“The United Kingdom will only leave without a deal on the 29th of March if there is explicit consent in the House for that outcome,” Theresa May disgracefully told the Commons yesterday afternoon.

In the certain event that the House removes No Deal from the equation, negotiations with the EU will be delayed. A “short, limited extension,” assured Mrs May. Read more at Westmonster.

“If it’s being delayed, which is my suspicion, as a plot to stop Brexit altogether, then I think that would be the most grievous error that politicians could commit,” Jacob Rees-Mogg told Sky News.

“It would be overthrowing a referendum result, two General Elections – one to call for the referendum, one to endorse the referendum – and would undermine our democracy.”

In an instant, Britain’s negotiating position has slid backwards. With No Deal off the table, the EU has no reason to be concerned. Until today, it did. Public debt levels are far greater than on the eve of the financial crisis, the 2017 economic rebound is well and truly over, all the while vehement political opposition to European integration grows by the day, North, South, East and West.

Brussels will bide its time, offering even more defective versions of May’s dreadful withdrawal deal until voila, a Single Market plus Customs Union package is delivered to Westminster. This is the deal MPs are salivating over. Never mind that it will lead to continued free movement of people, or yet more wasteful EU budget payments, together with the usual burdens: no independent trade deals, job-killing regulations, ruinous agricultural and fisheries policies. All of this and more, without representation.

This is why the threat posed by Jeremy Corbyn’s Labour is so concerning. “If we’re going to remain in the EU in name only, why not have another referendum avoid Brexit and win back representation,” the argument will go.

In abiding with a second referendum policy, directly contradicting their manifesto pledge, pandora’s box has been opened. As far as Westminster is concerned, it’s now ok to openly deceive voters. May has already opened it of course. Two years ago, she promised a future trade arrangement along the lines of Canada’s, somehow that transformed into remaining in the Customs Union (via the backstop) with a £39bn price tag attached.

As May’s deal gets worse and worse, weak Tory backbenchers – last week, 100 threatened to back Yvette Cooper’s delaying amendment – will undoubtedly fold in with the Labour Remain crowd and get their immoral referendum via amendment or the same old trick of pressuring May into adopting it herself.

According to today’s Commons order paper, the Cooper amendment is still there.
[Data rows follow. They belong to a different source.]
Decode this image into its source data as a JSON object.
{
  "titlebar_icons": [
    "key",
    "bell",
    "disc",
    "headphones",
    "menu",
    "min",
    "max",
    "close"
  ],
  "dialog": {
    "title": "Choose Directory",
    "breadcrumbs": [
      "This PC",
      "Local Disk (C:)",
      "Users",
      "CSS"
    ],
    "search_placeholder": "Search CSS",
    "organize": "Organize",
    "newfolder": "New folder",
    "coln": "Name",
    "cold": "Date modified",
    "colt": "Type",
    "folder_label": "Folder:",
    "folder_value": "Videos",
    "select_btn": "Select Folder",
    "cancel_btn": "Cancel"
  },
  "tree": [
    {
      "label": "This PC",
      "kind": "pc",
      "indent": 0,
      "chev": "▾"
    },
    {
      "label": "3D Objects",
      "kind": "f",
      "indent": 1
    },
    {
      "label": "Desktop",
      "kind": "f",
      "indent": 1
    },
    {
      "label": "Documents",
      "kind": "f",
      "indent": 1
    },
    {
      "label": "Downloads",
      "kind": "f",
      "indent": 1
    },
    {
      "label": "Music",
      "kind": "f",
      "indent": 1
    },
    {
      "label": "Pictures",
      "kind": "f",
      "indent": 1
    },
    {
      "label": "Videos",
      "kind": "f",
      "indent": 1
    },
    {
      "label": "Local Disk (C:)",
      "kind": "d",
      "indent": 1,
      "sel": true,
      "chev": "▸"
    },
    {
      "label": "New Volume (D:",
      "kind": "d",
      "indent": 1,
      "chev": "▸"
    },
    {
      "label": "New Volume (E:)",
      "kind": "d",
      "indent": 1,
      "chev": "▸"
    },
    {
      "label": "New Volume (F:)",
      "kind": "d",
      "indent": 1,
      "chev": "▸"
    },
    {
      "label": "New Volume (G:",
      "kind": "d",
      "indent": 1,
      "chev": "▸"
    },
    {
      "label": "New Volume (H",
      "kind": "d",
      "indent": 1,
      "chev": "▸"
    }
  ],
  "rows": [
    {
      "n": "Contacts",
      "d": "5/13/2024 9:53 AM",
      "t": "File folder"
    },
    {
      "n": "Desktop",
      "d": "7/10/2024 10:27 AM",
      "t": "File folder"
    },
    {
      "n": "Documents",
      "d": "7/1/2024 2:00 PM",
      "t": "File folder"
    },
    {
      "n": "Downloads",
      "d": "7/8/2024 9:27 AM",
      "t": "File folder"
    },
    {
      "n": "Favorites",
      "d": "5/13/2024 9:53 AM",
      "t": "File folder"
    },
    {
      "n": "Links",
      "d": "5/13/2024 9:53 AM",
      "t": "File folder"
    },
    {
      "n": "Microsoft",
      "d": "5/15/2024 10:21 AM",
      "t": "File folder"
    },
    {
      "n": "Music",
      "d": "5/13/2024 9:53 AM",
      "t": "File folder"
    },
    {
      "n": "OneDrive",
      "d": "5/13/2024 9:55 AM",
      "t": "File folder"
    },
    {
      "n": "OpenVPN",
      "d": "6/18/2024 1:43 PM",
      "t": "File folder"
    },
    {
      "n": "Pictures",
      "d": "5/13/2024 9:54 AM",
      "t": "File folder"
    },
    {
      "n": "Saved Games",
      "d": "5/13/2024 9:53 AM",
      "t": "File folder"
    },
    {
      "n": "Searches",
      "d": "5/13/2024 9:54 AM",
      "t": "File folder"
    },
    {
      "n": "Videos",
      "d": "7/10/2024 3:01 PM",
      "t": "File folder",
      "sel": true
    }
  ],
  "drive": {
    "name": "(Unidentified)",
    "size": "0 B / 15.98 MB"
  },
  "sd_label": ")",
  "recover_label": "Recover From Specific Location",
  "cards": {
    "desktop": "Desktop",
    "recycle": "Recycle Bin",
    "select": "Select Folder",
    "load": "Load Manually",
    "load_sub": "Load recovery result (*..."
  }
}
Speaking to Newsnight, Nick Boles – architect of the blocking imitative – said his faction are retaining to acquire an “absolute assurance” the Prime Minister will keep her word.

May’s deal, or a new near identical version of it could still pass on March 12, neutralizing the threats outlined above – it is a threat in itself of course. That seems unlikely, given the historic margin of defeat when it was put to the Commons last month. Brexiteer MPs have said they would consider voting for the next iteration if the backstop were removed, judging by the lack of progress in Brussels over the past three weeks, that’s not going to happen.

However, in view of the very real threat of Brexit not happening at all, members of the European Research Group are faced with a dilemma. If they vote down May’s abysmal deal a second time, they would be sounding the death knell for independence. If they vote in favour, they would be responsible for Britain’s permanent confinement to the Customs Union, with no means of escape.

No surprise then that Rees-Mogg has softened his language. “As long as that backstop is there, I will not vote for this deal,” the ERG leader told the FT before qualifying his position. The backstop could be held in check by a time limit or unilateral withdrawal mechanism.

“I would be quite happy with an appendix. The backstop is in itself an appendix. I think you can add an appendix without reopening the text. You’d be adding something on at the end, but it’s still part of the text.”

As things stand, Brussels is showing no appetite for a change to the legal text, not even the appendices. May’s capitulation has ceded all control. Disaster.